$1 Million Grant Will Support Broadening Participation in Computer Science and Computational Thinking

Teachers in a classroom meeting

A team of faculty and researchers at NC State University were recently awarded a three-year $1 million National Science Foundation grant in collaboration with the Wake County Public School System, UNC-Charlotte and Charlotte-Mecklenburg Schools to broaden participation in computer science (CS) and computational thinking (CT) in North Carolina. Dr. Eric Wiebe, Dr. Dave Frye  and Dr. Sherry Freeman from the NC State College of Education’s Friday Institute for Educational Innovation and Dr. Tiffany Barnes from the Department of Computer Science at NC State will lead this project, starting this month, titled EcoCS: Developing a Systemic, Scalable Model to Broaden Participation in Middle School Computer Science Using an RPP Approach.

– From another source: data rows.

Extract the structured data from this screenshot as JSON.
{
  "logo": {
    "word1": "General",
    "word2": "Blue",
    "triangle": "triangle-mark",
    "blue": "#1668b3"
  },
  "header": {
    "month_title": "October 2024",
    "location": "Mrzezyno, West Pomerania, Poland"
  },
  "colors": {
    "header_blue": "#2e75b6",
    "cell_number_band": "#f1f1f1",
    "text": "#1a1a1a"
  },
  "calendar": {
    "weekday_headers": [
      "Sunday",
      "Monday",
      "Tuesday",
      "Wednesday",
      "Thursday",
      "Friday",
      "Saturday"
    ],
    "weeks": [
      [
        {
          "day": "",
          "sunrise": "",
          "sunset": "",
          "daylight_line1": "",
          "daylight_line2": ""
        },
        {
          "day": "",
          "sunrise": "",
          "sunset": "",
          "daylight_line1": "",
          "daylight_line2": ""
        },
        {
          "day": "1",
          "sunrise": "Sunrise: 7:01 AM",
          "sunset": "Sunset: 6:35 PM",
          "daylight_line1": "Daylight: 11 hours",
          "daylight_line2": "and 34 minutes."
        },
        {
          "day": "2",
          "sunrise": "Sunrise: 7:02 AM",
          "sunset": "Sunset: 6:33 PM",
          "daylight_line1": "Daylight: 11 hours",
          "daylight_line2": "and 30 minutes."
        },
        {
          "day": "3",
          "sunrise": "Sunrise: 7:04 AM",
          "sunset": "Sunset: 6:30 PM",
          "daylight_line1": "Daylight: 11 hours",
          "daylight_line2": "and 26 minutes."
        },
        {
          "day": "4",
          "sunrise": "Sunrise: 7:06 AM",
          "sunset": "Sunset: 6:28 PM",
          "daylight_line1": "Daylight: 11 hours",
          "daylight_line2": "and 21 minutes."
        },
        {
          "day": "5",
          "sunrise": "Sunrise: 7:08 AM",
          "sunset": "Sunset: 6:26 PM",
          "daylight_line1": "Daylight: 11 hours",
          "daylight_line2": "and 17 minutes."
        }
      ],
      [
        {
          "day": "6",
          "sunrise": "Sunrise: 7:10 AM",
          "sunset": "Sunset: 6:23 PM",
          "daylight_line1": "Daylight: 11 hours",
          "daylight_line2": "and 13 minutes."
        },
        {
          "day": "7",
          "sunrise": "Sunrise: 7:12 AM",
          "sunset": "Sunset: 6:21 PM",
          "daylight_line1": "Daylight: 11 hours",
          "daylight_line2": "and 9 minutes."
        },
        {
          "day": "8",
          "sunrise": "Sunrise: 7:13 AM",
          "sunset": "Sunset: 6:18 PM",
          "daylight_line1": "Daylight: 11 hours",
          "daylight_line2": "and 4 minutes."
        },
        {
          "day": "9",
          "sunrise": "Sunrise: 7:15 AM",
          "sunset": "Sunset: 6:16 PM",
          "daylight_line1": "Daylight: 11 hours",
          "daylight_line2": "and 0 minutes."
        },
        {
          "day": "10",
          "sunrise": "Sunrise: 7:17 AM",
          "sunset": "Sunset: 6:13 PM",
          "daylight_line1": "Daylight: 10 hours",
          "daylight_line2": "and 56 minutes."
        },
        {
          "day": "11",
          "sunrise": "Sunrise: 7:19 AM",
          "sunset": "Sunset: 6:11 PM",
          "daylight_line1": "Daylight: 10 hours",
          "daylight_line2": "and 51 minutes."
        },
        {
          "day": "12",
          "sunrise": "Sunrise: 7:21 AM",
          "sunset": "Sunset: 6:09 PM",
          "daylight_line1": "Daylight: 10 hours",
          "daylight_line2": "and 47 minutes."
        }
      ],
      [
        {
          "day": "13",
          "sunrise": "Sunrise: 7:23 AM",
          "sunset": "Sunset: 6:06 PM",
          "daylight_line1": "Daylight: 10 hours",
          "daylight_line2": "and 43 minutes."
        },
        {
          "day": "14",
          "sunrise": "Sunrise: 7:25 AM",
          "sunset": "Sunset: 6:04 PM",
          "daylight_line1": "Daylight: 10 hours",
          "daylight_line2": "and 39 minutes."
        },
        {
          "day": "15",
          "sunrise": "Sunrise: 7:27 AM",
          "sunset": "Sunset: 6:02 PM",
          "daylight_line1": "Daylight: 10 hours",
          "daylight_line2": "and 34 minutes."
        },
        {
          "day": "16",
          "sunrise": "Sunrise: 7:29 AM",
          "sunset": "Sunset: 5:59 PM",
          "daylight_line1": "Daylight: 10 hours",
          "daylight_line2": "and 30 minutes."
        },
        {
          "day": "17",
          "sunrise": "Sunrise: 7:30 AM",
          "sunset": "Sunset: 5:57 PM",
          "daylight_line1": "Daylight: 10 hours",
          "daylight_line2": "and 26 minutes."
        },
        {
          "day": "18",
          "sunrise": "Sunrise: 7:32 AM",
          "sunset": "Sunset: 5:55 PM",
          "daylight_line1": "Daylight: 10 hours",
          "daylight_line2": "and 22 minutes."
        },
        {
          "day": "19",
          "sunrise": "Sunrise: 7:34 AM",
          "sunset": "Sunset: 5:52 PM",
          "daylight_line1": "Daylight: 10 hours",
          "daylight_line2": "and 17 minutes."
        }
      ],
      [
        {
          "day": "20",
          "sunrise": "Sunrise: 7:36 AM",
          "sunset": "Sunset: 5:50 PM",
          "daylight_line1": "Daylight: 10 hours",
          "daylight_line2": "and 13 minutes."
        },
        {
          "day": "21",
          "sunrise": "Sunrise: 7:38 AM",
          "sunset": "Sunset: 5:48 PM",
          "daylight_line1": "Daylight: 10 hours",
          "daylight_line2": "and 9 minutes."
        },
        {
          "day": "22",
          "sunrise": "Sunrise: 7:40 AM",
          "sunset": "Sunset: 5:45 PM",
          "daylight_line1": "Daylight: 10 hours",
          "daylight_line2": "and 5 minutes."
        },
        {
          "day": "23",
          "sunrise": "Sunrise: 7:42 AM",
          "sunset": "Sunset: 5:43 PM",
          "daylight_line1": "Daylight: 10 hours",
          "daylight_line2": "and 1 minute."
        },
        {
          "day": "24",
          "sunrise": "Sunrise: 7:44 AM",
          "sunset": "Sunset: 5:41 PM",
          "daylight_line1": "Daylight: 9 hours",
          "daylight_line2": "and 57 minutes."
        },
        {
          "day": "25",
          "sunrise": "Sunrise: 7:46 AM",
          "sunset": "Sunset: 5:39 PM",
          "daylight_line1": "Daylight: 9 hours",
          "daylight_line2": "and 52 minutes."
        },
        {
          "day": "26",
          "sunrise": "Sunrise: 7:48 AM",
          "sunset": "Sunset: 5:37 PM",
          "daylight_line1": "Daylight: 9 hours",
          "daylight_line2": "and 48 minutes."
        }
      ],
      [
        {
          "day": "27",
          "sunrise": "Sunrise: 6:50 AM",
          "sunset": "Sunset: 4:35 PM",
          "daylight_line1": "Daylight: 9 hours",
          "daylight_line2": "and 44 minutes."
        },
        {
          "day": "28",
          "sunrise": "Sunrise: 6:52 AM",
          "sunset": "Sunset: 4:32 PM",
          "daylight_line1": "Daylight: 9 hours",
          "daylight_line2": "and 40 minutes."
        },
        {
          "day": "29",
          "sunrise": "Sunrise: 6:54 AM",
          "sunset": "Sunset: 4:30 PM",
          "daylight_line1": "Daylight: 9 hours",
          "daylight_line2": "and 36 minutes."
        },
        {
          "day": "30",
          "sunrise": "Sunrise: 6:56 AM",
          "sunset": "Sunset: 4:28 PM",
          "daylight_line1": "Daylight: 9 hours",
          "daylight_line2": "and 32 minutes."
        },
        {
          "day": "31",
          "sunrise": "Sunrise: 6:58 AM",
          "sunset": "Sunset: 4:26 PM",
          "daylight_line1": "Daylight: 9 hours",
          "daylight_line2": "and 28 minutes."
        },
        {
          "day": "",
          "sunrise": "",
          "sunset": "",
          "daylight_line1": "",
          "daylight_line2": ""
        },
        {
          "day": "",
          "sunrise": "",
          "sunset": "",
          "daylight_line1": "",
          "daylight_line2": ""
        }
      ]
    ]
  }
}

The grant will allow the EcoCS team to expand their work at Wake County Public School System’s Reedy Creek Magnet Middle School: Center for the Digital Sciences in Raleigh, North Carolina. They will work with the newly formed Digital Sciences School Leadership Team, using a research-practice partnership (RPP) approach to deepen the school culture of computational thinking.

Project goals include:

  • Providing equitable access to underrepresented students in computing
  • Preparing middle school students for computing curriculum in high school
  • Developing and testing effective CS/CT modules that will integrate into existing math and science curriculum
  • Investigating CS/CT-focused barriers and supports
  • Sharing RPP findings and replicating the process at other schools

The past two years laying the RPP groundwork between the Friday Institute and Reedy Creek has been crucial to the success of this project because it works in collaboration with the educators at Reedy Creek instead of simply adding to their heavy workloads.

“Traditionally with research partnerships between universities and schools, the university faculty drive the research,” Freeman said. “They have the idea for an ‘innovation’ they want to research, they get the grant, and their ideas drive the work. A research-practice partnership turns that approach on its head. We start by going in and asking practitioners or school administrators, ‘What are the biggest challenges you’re facing?’ Then we think about how can we can use research and our expertise to help address that problem. It is a long-term collaboration that is driven by the needs of the practitioners.”

The EcoCS team will also use their model of school-wide CS/CT integration at Reedy Creek to inform the development of an RPP at another newly formed CS/CT focused magnet school, Northridge Middle School, in Charlotte, North Carolina. Staff and faculty from UNC-Charlotte’s College of Computing and Informatics and the Center for STEM Education will facilitate the work at Northridge.

“We are replicating evidence-based practices that have been demonstrated by NC State’s partnership and developing partnerships within a different context that will allow us to propagate lessons learned in both the research-practice partnership approach, the STEM Ecosystem model and the pedagogies that work well in middle school CS education,” the UNC-Charlotte team said in a joint statement. “We foresee that this partnership will facilitate broader understanding in other K-12 educational contexts.”

The EcoCS team hopes that their work in Charlotte will show them what can and can’t be replicated so they can expand this approach to other schools, which is desperately needed right now in K-12 education. This integration of computational thinking and computer science principles into core K-12 curriculum has been recognized as imperative to fostering key 21st century thinking skills for students entering the future workforce.

Unfortunately there is no established pathway or assessment standards on how to infuse these skills into mainstream educational experiences, nor are teachers equipped with the content knowledge to implement these principles into their classrooms.

Despite these challenges, North Carolina schools have joined this growing movement to incorporate computational thinking and computer science into mainstream K-12 curriculum. The Friday Institute has brought together practitioners, policymakers and researchers to help develop teacher and school capacity to add these principles to curriculum. Its RPP work with Reedy Creek to integrate CS/CT is just the beginning.

“We have explored and experimented with little bits and pieces of this, but we saw the potential for doing so much more,” Wiebe said. “That’s why we’re really excited. Now we’ve got funding and a school willing to buy in and work with us on growing this research-practice partnership to look at what a whole-school ecosystem looks like.”

This article originally appeared on the Friday Institute for Educational Innovation website.